➔ Disposable Surgical Masks – These are the standard blue and white masks you’ve probably seen everywhere you’ve gone in the last two years. Their pleated design effectively blocks your saliva from escaping and landing on someone else. They do not block viruses, though, and should be immediately disposed of if contaminated.
➔ N95 Masks – These masks were originally developed to keep construction workers safe while working in dusty environments. They are tested and regulated to block 95% of microparticles and are powerful enough to block viruses from entering your airways. They are the most effective type of mask and should be worn by anyone afraid of catching COVID-19.
➔ KN95 and KF95 Masks – You may have seen these masks floating around online and in stores. They are built according to Chinese and Korean standards, respectively, and mimic N95 masks. However, they are not as stringently regulated as American N95 masks and should be avoided at all costs.
If you are purchasing N95 masks, always verify that the manufacturer has sent off their product to be tested and verified by a certified laboratory.

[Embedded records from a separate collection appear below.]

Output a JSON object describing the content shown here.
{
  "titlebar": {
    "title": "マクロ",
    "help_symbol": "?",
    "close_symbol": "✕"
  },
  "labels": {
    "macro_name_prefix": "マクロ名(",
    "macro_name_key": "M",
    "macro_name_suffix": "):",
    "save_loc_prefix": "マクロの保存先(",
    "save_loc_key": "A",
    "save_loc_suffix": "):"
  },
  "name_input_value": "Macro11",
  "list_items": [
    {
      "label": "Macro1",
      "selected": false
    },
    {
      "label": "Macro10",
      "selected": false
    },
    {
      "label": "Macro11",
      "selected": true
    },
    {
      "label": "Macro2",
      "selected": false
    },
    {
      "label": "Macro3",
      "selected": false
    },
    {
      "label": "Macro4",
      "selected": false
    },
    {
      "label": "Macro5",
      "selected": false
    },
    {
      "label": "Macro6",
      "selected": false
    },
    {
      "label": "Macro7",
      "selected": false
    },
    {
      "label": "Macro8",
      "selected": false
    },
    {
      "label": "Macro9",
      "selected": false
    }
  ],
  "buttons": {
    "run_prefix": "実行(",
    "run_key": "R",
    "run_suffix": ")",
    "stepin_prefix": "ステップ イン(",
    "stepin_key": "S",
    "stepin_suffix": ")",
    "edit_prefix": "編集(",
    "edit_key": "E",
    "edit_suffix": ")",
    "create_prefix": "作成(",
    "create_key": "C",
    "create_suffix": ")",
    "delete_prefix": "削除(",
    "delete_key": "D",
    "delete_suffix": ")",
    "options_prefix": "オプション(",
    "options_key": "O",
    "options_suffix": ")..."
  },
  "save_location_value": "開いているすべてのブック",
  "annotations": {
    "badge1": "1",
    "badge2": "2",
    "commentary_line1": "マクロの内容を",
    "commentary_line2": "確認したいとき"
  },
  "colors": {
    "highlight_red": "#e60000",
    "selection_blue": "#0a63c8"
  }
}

Last but not least, if you suspect that you’ve been infected, don’t hesitate to get tested. There are several ways you can get tested to protect both yourself and your surrounding friends and family:
➔ PCR Tests – If you’ve ever had a nasal and throat swab, you’ve had a PCR test. This test takes several days to complete but is more accurate than other options.

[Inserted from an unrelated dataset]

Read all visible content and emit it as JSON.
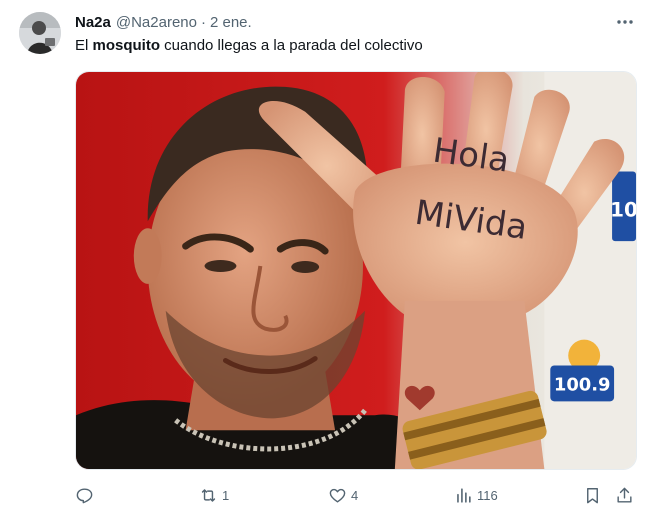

➔ Rapid Tests – Rapid tests are around 95% accurate and can be easily completed at home. Pick up an at-home rapid test kit here and know your status today.
If your rapid test comes back positive, immediately contact your doctor to request a full PCR test. If the PCR test also comes back positive, isolate yourself and take care to follow all necessary safety precautions. If you have to go to the hospital, wear an N95 mask and avoid touching anything.
Practice Social Distancing
It’s likely already second nature but remember to social distance when you are out in public. Maintaining a healthy 6-foot distance between you and the next person will help prevent their germs from spreading to you and keep your germs from spreading to them. If you sense that someone is standing too close, politely ask for more space.
Social distancing alone isn’t enough to keep you 100% protected, though. You should remember to wear a mask, even if you are practicing social distancing. Additionally, spray your hands with alcohol or use an alcohol-based hand sanitizer after touching foreign surfaces.
If you already feel sick, stay at home and avoid interacting with other people. Contact your family if you need supplies and have them leave food or water outside your door. You should immediately get tested if you show signs of COVID, including:
➔ An intense fever
➔ A persistent dry cough
➔ Loss of taste and smell
➔ A sharp sore throat
➔ Difficulty breathing
Getting tested immediately will help prevent the spread of the virus and ensure that you can get the treatment you need. Even if you have already been vaccinated, it’s always best to play it safe and get tested.
The bad news is that COVID-19 may be here for good. The good news, though, is that it seems to be changing from a pandemic virus to endemic disease. As more people get vaccinated or catch Omicron, the world will reach herd immunity. Until then, stay safe by getting vaccinated, social distancing, wearing an N95 mask, and getting tested if you suspect you’ve been exposed.